Discerning Rare Disease Biomarkers by Micro- and Nanotechnologies

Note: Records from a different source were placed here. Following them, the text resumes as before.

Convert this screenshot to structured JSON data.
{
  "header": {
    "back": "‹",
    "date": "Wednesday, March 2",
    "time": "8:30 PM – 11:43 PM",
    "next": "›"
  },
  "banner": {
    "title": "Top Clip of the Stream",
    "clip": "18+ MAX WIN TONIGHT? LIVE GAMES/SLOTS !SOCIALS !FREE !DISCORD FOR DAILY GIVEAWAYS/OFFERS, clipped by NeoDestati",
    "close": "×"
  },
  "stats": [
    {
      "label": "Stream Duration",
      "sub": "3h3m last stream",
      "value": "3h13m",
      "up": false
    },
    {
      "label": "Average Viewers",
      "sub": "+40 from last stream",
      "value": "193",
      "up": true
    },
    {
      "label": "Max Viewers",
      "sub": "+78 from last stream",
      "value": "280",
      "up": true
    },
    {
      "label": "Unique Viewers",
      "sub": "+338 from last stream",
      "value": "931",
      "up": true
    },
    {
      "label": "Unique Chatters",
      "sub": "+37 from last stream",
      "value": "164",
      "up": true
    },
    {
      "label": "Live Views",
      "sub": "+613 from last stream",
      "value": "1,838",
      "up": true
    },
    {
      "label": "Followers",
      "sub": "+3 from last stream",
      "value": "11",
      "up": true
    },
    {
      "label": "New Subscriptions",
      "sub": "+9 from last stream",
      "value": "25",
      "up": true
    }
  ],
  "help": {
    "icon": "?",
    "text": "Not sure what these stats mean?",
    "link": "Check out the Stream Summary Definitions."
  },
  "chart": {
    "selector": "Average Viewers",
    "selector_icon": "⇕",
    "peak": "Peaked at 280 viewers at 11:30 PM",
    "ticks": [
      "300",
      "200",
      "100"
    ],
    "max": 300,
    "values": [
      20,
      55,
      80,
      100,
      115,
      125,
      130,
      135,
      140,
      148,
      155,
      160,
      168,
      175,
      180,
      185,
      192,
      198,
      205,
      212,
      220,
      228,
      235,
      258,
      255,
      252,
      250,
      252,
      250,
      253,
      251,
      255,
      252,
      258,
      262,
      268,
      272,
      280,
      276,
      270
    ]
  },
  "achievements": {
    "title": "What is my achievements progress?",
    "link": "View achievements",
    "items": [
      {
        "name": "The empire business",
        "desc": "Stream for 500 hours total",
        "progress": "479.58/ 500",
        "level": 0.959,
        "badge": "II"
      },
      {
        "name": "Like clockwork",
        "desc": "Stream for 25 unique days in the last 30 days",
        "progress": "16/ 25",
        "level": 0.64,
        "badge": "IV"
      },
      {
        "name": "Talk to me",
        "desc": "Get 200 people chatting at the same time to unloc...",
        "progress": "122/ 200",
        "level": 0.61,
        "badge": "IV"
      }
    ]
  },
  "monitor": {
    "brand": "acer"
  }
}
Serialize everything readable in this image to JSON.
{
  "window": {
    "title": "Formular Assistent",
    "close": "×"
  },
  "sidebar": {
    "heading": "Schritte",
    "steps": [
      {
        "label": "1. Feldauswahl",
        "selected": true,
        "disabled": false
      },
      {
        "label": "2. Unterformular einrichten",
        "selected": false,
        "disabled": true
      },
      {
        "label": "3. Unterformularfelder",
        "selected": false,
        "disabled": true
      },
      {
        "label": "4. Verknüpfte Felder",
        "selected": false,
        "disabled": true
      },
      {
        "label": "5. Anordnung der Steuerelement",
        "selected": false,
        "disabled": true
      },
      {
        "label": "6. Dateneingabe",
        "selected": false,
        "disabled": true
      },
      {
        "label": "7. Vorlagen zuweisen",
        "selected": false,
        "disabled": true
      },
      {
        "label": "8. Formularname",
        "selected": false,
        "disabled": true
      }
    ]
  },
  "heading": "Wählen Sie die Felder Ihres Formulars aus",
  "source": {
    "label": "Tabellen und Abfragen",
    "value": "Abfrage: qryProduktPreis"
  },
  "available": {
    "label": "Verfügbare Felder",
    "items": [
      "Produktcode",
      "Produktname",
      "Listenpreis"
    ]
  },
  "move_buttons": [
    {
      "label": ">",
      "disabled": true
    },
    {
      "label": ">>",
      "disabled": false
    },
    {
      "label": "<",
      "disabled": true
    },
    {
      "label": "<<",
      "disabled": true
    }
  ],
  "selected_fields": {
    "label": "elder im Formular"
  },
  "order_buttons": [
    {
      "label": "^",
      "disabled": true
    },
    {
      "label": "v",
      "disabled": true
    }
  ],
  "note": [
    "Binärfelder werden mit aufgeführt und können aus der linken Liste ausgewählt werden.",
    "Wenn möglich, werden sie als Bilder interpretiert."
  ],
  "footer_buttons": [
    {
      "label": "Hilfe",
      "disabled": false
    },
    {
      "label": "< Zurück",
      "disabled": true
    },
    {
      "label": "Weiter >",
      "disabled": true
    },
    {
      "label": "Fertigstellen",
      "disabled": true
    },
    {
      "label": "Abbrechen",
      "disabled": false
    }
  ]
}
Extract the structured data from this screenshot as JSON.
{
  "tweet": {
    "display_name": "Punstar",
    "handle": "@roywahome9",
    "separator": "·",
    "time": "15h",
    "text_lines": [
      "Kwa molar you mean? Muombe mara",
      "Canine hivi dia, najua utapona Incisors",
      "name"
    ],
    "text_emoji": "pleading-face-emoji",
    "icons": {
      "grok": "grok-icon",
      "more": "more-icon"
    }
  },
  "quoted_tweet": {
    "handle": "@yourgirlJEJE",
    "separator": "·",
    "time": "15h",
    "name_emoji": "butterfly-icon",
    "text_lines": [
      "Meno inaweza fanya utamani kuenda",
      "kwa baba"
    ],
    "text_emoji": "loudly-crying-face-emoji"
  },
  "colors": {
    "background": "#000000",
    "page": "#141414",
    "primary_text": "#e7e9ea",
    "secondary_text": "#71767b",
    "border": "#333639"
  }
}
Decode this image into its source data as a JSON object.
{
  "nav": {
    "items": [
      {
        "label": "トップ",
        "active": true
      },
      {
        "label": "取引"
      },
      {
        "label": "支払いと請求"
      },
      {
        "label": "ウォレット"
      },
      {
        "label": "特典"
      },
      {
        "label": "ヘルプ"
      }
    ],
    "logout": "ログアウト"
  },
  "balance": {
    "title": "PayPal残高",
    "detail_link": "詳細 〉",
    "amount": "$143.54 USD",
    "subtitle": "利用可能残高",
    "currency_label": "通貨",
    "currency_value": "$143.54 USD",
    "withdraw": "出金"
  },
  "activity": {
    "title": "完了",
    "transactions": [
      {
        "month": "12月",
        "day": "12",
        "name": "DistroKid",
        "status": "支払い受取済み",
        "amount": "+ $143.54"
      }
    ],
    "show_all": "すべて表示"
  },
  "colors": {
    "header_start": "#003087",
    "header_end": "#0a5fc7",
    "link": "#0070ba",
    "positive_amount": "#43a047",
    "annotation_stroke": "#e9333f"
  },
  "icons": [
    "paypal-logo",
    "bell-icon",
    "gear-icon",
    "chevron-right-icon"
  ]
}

Genomic analysis of biomarkers, including genetic markers such as point mutations and epigenetic markers such as DNA methylation, has become a central theme in modern disease diagnosis and prognosis. Recently there is an increasing interest in using confocal single-molecule spectroscopy (SMS) for genomic detection. The driving force not only comes from its ultrahigh sensitivity that allows detection of low-abundance nucleic acids without the need for amplification but also from its potential in achieving high-accuracy quantification of rare targets via single-molecule sorting. DNA extraction and processing is a critical first step that underpins nearly all of genetic and epigenetic biomarker analyses. We develop a silica coated nanomembrane that contains a high density of nanoscale folds, wrinkles, and creases. The nanoscale surface topography enables high surface area silica based DNA extraction while eliminating column or particle based shear forces to facilitate high yield and high purity DNA recovery with exceptional DNA quality. On the other hand, microfluidic technologies offer an exciting opportunity to realize the use of biomarkers in routine clinical settings via the development of miniaturized diagnostic systems. These platforms may function as portable bench-top environments that dramatically shorten the transition of a bench-top assay into a point-of-care format. We have developed highly sensitive, quantitative and clinically relevant technologies for analysis of genomic markers based on the convergence of SMS, microfluidic manipulations, and silica nanomaterials. Extraordinary performances of these new technologies have been exemplified by analysis of a variety of biomarkers including point mutations, DNA integrity and DNA methylation in clinical samples.
Jeff Wang is a professor in the Department of Mechanical Engineering, where he has served on the faculty since 2002. He earned his bachelor’s and master’s degrees from National Taiwan University in 1988 and 1994, and his doctorate from University of California, Los Angeles in 2002, all in mechanical engineering. His research focuses on the development of new technologies for molecular analysis and biomedical research via advances in micro- and nano-scale sciences. He has contributed to developments in single-molecule fluorescence spectroscopy, microfluidics and nano-biosensors for genetic and epigenetic biomarker-based diagnostics of cancer, infectious disease and an array of other diseases. Wang also has taken the leading role in the development of quantum dot-fluorescence resonance energy transfer (QD-FRET) DNA nanosensors, which have been used to detect a variety of cancer biomarkers, including point mutations, DNA methylation and gene copy variations in clinical laboratories. In addition, he has pioneered the development of single molecule detection (SMD) technologies for biomarker screening. Wang is an inventor of 20 patents, and has authored more than 100 research articles and more than 120 abstracts and oral presentations. He received the NSF CAREER Award in 2006, CSR Jorge Heller Award in 2007, ASGR Excellence in Research Award in 2007, the JALA Ten Award in 2011, and several Best Paper Awards in technical conferences and workshops. He is a Fellow of the American Institute for Medical and Biological Engineering (AIMBE).